Ed Goodpaster was a talented newsman. His credentials included stints as an editor at some of the nation’s top publications — Time magazine, The Baltimore Sun and The Washington Post. He was Bob Woodward’s boss for a time.
Many people outside of Trempealeau County don’t know that Goodpaster, who died earlier this year at age 91, took a startling career detour in the early 1970s when he bought the weekly Whitehall Times newspaper and moved his family to west-central Wisconsin.
“He wanted his kids to know the trash man and the banker. We met them both the first day,” said his son Clark, who lives in a Boston suburb today. “That was his philosophy. He wanted us to have a more intimate way of life.”
Ed and his wife, Louise, were Midwest natives from Illinois and Iowa, respectively, who migrated to the East Coast when Ed took a job at Time Magazine in 1965. But after a few years in the Washington, D.C., suburb of Bethesda, Maryland, it was back to the Midwest for their family’s sake.
In August 1972, Ed and Louise packed up their three children — Andy, 13, Clark, 11, and Emily, 9 — and moved to the Trempealeau County seat of Whitehall.
“It did seem like a big adventure,” Clark recalls.
The whole Goodpaster family was involved in production of the small-town weekly newspaper. Andy was a photographer, Clark covered junior high sports and Emily wrote a column about life at Sunset Elementary School. Louise sold ads. And Ed, who had directed coverage of race riots and the Vietnam War, was sitting at meetings of the Whitehall school board and city council, and writing a weekly column. He loved the column because in his editing jobs, he hadn’t had the opportunity to write.

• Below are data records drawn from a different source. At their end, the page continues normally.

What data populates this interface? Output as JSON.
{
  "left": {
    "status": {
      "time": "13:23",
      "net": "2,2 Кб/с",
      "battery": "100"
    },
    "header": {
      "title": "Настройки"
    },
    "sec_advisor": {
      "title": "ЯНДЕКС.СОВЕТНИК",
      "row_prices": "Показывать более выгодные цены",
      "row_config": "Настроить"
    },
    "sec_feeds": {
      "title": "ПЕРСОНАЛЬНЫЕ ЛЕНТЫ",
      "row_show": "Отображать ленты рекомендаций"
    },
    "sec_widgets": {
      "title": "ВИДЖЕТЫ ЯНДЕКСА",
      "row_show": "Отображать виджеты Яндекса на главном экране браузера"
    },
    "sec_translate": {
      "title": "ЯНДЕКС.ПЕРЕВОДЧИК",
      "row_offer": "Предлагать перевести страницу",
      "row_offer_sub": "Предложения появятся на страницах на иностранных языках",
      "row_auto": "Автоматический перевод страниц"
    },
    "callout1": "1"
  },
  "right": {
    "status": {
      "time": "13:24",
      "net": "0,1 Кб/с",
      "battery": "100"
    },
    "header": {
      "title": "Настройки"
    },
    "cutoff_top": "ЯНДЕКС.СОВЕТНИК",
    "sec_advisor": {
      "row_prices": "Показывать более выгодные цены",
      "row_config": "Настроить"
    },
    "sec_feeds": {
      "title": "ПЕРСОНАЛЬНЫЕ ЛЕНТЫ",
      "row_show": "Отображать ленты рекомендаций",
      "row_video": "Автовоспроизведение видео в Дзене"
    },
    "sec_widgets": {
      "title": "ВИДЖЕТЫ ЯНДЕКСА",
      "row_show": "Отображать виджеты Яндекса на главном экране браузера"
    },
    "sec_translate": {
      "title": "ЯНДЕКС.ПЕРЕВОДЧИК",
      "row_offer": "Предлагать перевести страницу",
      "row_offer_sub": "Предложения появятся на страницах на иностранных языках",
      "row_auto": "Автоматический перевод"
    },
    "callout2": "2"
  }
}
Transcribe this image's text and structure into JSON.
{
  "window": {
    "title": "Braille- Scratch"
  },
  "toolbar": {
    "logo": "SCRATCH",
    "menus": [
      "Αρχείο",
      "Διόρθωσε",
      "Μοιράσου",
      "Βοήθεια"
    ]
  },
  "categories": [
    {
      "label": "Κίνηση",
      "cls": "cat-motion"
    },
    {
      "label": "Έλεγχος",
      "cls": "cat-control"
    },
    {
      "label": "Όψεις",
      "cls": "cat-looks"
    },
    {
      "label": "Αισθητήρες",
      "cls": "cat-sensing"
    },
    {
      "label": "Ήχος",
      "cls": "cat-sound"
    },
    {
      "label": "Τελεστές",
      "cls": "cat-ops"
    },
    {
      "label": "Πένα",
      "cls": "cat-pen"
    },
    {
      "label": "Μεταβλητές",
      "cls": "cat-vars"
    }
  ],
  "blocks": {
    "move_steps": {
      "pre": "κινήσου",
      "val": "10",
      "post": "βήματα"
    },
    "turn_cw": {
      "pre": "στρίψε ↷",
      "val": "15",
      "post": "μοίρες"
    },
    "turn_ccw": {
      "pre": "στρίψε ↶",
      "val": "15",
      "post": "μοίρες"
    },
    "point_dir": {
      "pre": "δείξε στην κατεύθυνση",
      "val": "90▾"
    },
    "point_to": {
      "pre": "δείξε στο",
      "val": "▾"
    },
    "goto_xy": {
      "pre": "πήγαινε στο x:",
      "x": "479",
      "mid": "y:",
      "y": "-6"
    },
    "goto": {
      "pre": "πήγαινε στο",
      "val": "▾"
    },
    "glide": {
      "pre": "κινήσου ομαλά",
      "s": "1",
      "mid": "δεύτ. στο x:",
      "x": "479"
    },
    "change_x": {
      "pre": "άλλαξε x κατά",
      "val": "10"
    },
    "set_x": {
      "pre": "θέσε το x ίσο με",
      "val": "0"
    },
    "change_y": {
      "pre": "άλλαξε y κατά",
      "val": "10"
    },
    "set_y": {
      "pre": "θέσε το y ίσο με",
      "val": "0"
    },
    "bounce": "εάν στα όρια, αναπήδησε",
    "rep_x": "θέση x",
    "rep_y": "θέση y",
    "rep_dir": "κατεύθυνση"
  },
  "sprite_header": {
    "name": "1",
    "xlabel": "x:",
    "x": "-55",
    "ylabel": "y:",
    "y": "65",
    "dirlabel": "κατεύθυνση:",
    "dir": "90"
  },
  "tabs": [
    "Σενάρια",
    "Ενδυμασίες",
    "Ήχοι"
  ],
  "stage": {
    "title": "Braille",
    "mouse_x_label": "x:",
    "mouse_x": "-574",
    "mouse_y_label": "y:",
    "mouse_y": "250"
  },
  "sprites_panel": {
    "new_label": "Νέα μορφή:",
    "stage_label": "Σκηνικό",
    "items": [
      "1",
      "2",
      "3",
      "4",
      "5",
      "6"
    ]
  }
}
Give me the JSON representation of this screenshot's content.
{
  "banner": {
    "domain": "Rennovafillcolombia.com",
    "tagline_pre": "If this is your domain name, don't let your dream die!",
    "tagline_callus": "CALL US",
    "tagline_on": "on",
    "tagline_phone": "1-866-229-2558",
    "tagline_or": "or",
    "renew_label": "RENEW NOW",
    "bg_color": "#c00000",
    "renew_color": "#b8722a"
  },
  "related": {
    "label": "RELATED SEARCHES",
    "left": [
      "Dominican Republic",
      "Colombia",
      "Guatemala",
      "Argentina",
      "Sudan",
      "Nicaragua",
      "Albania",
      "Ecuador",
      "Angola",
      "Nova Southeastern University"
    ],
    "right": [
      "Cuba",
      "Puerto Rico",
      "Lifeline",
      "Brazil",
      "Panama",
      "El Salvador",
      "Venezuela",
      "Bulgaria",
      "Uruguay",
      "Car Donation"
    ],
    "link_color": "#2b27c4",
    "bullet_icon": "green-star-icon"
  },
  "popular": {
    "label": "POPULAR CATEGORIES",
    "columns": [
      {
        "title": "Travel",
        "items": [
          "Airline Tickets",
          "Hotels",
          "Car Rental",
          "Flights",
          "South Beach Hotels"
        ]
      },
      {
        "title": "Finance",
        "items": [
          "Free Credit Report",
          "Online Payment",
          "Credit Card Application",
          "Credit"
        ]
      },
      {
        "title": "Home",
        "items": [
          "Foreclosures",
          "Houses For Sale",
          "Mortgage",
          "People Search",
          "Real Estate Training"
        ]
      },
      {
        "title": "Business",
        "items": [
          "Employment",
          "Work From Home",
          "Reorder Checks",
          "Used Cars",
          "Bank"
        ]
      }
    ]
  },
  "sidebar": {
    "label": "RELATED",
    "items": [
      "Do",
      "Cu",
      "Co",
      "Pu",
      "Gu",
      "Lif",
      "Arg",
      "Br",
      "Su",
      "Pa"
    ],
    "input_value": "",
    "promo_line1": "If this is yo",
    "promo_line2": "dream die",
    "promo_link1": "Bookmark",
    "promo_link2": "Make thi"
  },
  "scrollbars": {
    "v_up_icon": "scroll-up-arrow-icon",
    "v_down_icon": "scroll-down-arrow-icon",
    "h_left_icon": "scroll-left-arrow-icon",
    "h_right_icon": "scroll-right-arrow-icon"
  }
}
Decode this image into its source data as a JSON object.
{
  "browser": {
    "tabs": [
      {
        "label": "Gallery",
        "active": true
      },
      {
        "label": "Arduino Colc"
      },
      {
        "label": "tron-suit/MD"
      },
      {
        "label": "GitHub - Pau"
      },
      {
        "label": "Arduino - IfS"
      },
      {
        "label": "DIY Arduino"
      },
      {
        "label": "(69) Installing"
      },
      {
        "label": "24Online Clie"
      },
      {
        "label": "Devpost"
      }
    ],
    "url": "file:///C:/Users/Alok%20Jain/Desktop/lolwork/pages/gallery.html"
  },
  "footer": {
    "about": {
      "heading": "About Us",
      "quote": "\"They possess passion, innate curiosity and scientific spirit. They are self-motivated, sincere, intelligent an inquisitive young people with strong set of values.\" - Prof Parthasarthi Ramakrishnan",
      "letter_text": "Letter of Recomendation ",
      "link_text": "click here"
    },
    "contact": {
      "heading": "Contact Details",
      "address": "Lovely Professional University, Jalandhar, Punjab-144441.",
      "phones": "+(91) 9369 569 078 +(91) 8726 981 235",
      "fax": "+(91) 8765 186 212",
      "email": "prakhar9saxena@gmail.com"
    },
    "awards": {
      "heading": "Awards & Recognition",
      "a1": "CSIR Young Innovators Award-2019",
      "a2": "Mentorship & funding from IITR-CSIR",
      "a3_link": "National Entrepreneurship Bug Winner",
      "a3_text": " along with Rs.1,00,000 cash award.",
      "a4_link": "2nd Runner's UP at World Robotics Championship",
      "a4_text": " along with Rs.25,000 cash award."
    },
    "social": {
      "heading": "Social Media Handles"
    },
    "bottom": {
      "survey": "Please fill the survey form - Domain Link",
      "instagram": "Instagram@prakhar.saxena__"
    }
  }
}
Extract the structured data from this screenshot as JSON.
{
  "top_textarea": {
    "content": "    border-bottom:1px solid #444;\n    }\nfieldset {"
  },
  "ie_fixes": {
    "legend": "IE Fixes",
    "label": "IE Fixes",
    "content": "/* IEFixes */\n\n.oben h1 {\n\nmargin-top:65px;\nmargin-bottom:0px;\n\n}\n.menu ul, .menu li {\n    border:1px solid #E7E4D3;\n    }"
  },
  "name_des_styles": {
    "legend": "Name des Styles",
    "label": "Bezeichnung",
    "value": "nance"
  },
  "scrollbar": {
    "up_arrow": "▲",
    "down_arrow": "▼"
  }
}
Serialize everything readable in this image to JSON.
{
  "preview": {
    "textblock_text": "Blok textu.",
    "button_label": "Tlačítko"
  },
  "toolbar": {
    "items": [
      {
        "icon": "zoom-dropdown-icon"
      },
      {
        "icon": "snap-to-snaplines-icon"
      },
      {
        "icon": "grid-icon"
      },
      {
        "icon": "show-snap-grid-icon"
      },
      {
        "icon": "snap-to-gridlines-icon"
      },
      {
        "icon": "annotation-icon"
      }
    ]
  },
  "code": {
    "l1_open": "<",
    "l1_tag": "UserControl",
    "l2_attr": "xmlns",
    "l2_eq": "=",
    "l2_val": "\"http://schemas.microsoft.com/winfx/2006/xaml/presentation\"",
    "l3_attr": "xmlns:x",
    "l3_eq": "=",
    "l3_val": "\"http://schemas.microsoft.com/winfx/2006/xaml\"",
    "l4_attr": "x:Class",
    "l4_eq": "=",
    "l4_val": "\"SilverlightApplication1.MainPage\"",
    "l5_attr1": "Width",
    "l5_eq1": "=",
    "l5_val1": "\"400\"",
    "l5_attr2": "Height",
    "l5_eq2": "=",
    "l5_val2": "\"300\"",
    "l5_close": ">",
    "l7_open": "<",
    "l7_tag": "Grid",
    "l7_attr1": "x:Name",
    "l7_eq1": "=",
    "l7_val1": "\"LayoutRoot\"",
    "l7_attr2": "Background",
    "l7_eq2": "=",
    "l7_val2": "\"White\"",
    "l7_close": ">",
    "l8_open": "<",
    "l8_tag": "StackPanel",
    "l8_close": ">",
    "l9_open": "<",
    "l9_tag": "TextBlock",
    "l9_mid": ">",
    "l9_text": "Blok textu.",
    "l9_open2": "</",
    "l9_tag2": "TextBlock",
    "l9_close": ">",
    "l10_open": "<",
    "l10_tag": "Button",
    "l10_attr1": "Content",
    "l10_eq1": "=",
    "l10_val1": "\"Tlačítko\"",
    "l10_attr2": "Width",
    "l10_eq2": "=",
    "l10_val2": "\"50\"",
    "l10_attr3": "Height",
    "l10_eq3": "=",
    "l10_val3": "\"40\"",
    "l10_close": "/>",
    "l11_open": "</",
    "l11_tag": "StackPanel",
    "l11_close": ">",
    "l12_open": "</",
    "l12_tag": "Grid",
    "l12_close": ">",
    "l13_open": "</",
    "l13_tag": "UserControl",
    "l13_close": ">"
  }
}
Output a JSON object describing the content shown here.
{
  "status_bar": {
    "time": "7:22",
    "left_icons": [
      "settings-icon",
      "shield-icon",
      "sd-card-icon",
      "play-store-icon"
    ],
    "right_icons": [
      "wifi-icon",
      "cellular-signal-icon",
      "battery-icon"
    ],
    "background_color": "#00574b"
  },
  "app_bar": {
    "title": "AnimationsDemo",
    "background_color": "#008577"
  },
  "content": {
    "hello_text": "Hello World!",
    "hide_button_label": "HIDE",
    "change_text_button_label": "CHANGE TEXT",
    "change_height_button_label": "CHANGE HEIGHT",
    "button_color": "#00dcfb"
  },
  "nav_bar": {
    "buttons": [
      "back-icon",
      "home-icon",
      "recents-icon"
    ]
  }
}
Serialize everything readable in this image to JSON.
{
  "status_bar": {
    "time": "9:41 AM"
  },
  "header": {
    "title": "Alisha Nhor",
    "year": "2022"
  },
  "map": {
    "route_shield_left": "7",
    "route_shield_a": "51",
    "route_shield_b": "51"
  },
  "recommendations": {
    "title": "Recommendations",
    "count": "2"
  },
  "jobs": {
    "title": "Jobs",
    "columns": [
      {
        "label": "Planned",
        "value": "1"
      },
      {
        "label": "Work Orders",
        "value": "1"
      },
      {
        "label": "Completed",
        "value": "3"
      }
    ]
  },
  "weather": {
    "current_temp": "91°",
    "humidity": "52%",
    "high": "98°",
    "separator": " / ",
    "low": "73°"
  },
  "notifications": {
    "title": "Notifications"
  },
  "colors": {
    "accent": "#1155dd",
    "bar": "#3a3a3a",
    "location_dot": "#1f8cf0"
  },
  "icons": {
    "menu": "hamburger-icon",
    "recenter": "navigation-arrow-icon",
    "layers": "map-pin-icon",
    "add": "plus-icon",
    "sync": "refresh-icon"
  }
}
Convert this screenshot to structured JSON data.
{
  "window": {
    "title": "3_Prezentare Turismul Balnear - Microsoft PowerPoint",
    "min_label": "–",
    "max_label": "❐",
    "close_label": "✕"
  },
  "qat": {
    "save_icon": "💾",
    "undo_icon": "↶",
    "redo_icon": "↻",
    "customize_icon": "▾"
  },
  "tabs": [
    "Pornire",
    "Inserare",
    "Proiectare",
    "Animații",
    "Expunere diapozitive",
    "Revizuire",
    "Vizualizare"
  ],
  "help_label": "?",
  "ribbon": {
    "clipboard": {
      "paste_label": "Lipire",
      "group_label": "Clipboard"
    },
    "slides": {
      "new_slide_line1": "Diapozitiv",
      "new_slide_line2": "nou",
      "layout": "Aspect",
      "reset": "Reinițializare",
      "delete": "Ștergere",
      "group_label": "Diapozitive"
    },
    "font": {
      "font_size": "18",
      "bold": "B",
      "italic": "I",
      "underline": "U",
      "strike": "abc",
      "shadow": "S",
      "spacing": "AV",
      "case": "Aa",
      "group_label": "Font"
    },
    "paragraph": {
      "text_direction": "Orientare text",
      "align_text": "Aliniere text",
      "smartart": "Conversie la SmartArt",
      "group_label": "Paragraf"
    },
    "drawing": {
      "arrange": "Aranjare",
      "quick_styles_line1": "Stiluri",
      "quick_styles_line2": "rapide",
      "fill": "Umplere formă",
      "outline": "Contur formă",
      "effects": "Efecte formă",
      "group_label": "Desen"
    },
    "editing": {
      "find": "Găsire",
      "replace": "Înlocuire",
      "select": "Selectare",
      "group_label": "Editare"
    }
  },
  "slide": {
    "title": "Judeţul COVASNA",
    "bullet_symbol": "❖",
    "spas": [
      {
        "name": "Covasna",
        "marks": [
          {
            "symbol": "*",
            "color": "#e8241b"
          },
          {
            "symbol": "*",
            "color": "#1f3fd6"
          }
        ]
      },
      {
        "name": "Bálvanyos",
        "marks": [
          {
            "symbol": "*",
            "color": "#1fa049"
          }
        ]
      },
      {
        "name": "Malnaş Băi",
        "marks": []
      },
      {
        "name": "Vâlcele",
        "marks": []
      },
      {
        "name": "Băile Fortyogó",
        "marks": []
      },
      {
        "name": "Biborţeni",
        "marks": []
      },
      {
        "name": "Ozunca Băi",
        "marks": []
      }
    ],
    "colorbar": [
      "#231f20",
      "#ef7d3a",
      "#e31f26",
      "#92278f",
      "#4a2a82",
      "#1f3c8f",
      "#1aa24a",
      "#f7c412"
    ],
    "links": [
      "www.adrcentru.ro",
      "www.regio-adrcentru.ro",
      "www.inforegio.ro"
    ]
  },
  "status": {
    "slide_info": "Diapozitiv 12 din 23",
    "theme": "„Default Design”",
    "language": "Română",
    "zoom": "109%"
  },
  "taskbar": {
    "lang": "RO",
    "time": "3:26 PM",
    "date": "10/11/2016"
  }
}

“There was a feeling of everybody working together on something,” Clark said of the family newspaper operation. “We would all go pick up the newspaper in La Crosse where it was printed, and always stopped at McDonalds.”
Except for Louise, the Goodpasters loved life in the small town, but the long hours at the Whitehall Times office on Main Street wore on Ed.
“Newspaper-wise, he felt it was all-consuming,” Clark recalls. “Anyone who runs a small business knows what it’s like.
“He had this wanderlust of living out his life running a weekly newspaper. That wasn’t his calling.”
So after two years, Ed sold the paper back to its previous owner, Robert Gauger, and the family returned to the East Coast where Ed worked as an editor at the Washington Post.
“It was less work than running the Whitehall Times,” Clark said.
During the rest of Ed’s newspaper career, he worked in Washington, D.C., and Baltimore. He even was president and publisher of Grit magazine, a national weekly paper that his son said may have been his favorite job.
Leaving Whitehall was difficult for Clark and Emily back in the ’70s because they’d grown accustomed to the lifestyle and had close friends there. More than 40 years later, they stay in contact with those friends and haven’t forgotten their two years in the heartland.
“There was something about learning about small town life that is absolutely imprinted on us,” Clark said.